The sad fact is that I have spent my life avoiding some really good things in my effort to protect myself from the bad.   I know that a leap of faith is necessary but nothing is guaranteed  – which is why I have lived my entire life stuck on the perimeter, where it is safe being more of an observer.  One of my favorite mentors, Brene Brown, calls this sitting in the cheap seats of the arena.  If you haven’t read her work yet, I strongly suggest you do.   Watching her Ted Talk three years ago got me on this path and while I am an extremely slow learner, I know she speaks the truth.

The pressure to “tell your story” is so strong out there because it has been proven that you can not experience true peace and happiness if you are burdened by secrets of the past.  The thought of expressing my true self and sharing my story has always scared the hell out of me.  Why?  I can’t risk people finding out what goes on in my head and learning what bad things have happened to me.  What would they think? How could I function once my secrets are out?  Enter silence and secrecy – the breeding ground for SHAME.  There is that familiar word that has  accompanied me through my whole life.  Why do I let it control me so?  Well that is what my friend Brene is going to help me with because she is a shame expert! Thank the Lord I found her.  If I can make it through this process alive, there is hope for peace and serenity in my future.

They say that traumatic experiences hold their power as long as they are kept safely in silence.  Which pisses me off, of course.  My many attempts to rid myself of the lingering affects of childhood trauma and self hate caused by verbal, emotional and sexual abuse have only resulted in depression, anxiety and despair.  I have learned to function alongside this shame and self hate through most of my adult life with some help along the way – (I’ll save that for another post – some good and some not so good).  However, it has become increasingly difficult over the past couple of years and the walls are crumbling a bit.

I am resiliant and I must keep trying until I can  see the other side – I have so much in my life to be grateful for and I don’t want to keep living it with a black cloud over my head.  What is the alternative, right?  While I don’t deny the periodic thoughts of ending it all, something has always held me back – mostly guilt.  Living this way is not good for me, my husband or my kids.  It has been a rough few years.

What is my plan?  Well after a weekend full of pulling my hair out  (a lovely coping skill I have had for years) and feeling sluggish and tired I need to prepare for my therapy appointment tomorrow.  My head hurts so bad, I just put ice on the raw area of my scalp.  What has caused this relapse?  I was on a good path a couple months ago, doing a local boot camp with friends.  But results were not showing because I was also struggling with slow recovery from surgery earlier this year.   Other things also came up that triggered my PTSD which sent me into a bit of isolation.  Thank God for my therapist, Sheryl, she has really helped me from spiraling out of control.  I am making progress and she is pushing me to step out of my comfort zone to seek help and support.

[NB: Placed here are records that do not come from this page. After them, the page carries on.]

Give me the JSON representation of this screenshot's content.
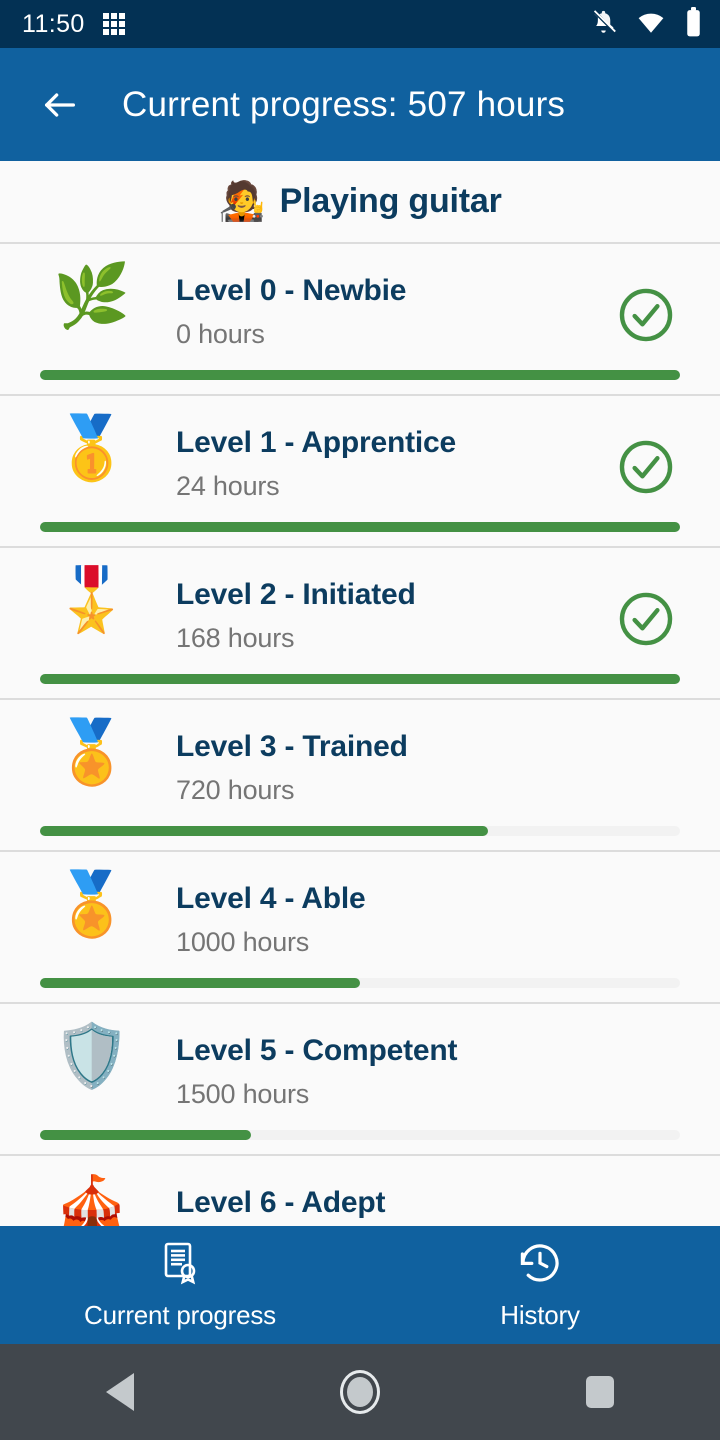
{
  "status_bar": {
    "time": "11:50",
    "icons": [
      "apps-grid-icon",
      "notifications-off-icon",
      "wifi-icon",
      "battery-full-icon"
    ]
  },
  "app_bar": {
    "back_label": "Back",
    "title": "Current progress: 507 hours"
  },
  "activity": {
    "emoji": "🧑‍🎤",
    "emoji_name": "guitarist-emoji",
    "name": "Playing guitar"
  },
  "levels": [
    {
      "emoji": "🌿",
      "emoji_name": "laurel-leaves-emoji",
      "title": "Level 0 - Newbie",
      "hours": "0 hours",
      "progress": 100,
      "completed": true
    },
    {
      "emoji": "🥇",
      "emoji_name": "first-place-medal-emoji",
      "title": "Level 1 - Apprentice",
      "hours": "24 hours",
      "progress": 100,
      "completed": true
    },
    {
      "emoji": "🎖️",
      "emoji_name": "military-medal-emoji",
      "title": "Level 2 - Initiated",
      "hours": "168 hours",
      "progress": 100,
      "completed": true
    },
    {
      "emoji": "🏅",
      "emoji_name": "sports-medal-emoji",
      "title": "Level 3 - Trained",
      "hours": "720 hours",
      "progress": 70,
      "completed": false
    },
    {
      "emoji": "🏅",
      "emoji_name": "gold-medal-emoji",
      "title": "Level 4 - Able",
      "hours": "1000 hours",
      "progress": 50,
      "completed": false
    },
    {
      "emoji": "🛡️",
      "emoji_name": "shield-badge-emoji",
      "title": "Level 5 - Competent",
      "hours": "1500 hours",
      "progress": 33,
      "completed": false
    },
    {
      "emoji": "🎪",
      "emoji_name": "award-banner-emoji",
      "title": "Level 6 - Adept",
      "hours": "",
      "progress": 0,
      "completed": false
    }
  ],
  "bottom_nav": {
    "items": [
      {
        "label": "Current progress",
        "icon": "certificate-icon",
        "selected": true
      },
      {
        "label": "History",
        "icon": "history-clock-icon",
        "selected": false
      }
    ]
  },
  "system_nav": {
    "back": "Back",
    "home": "Home",
    "recents": "Recent apps"
  },
  "colors": {
    "status_bar": "#033154",
    "app_bar": "#10619f",
    "accent_green": "#449144",
    "title_navy": "#0c3c5f",
    "hours_gray": "#757575",
    "track_gray": "#f2f2f2",
    "divider": "#dcdcdc",
    "sysnav": "#41474d"
  }
}
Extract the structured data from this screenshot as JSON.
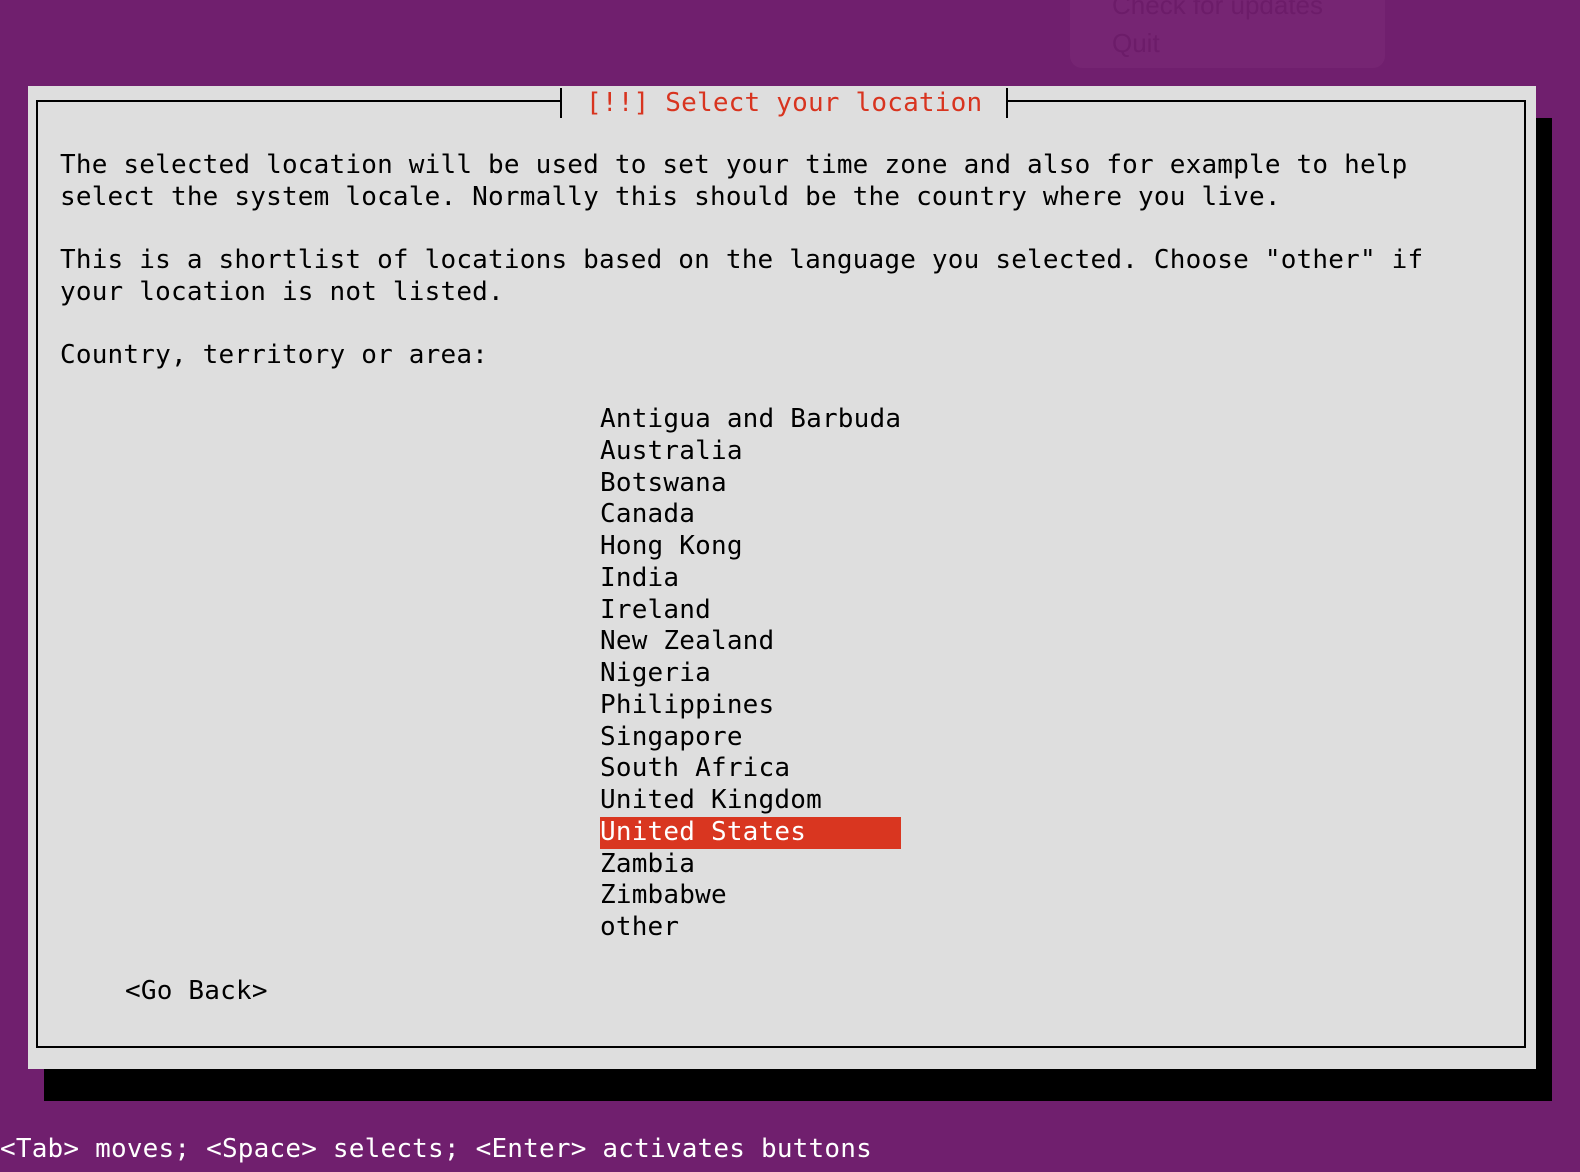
{
  "background_menu": {
    "items": [
      "Check for updates",
      "Quit"
    ]
  },
  "dialog": {
    "title": "[!!] Select your location",
    "paragraph1_line1": "The selected location will be used to set your time zone and also for example to help",
    "paragraph1_line2": "select the system locale. Normally this should be the country where you live.",
    "paragraph2_line1": "This is a shortlist of locations based on the language you selected. Choose \"other\" if",
    "paragraph2_line2": "your location is not listed.",
    "prompt": "Country, territory or area:",
    "countries": [
      "Antigua and Barbuda",
      "Australia",
      "Botswana",
      "Canada",
      "Hong Kong",
      "India",
      "Ireland",
      "New Zealand",
      "Nigeria",
      "Philippines",
      "Singapore",
      "South Africa",
      "United Kingdom",
      "United States",
      "Zambia",
      "Zimbabwe",
      "other"
    ],
    "selected": "United States",
    "go_back_label": "<Go Back>"
  },
  "help_line": "<Tab> moves; <Space> selects; <Enter> activates buttons",
  "colors": {
    "background": "#701f6e",
    "dialog": "#dedede",
    "accent": "#d93620"
  }
}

I have to push forward and show up, even though I want to crawl back into bed and pull the covers over my eyes. Earlier today I just felt like giving up, checking out.  The depression monster returning to convince me I am not going to beat this.  I won’t if I don’t seek help – I can not longer fight this battle on my own – need to find a support system, outside of just my therapist’s office.

Dig deep and pull out some courage, Sheila.  Remember, courage doesn’t mean fearless,  courage means facing your fears and taking action in spite of them.

Keep Finding Your Way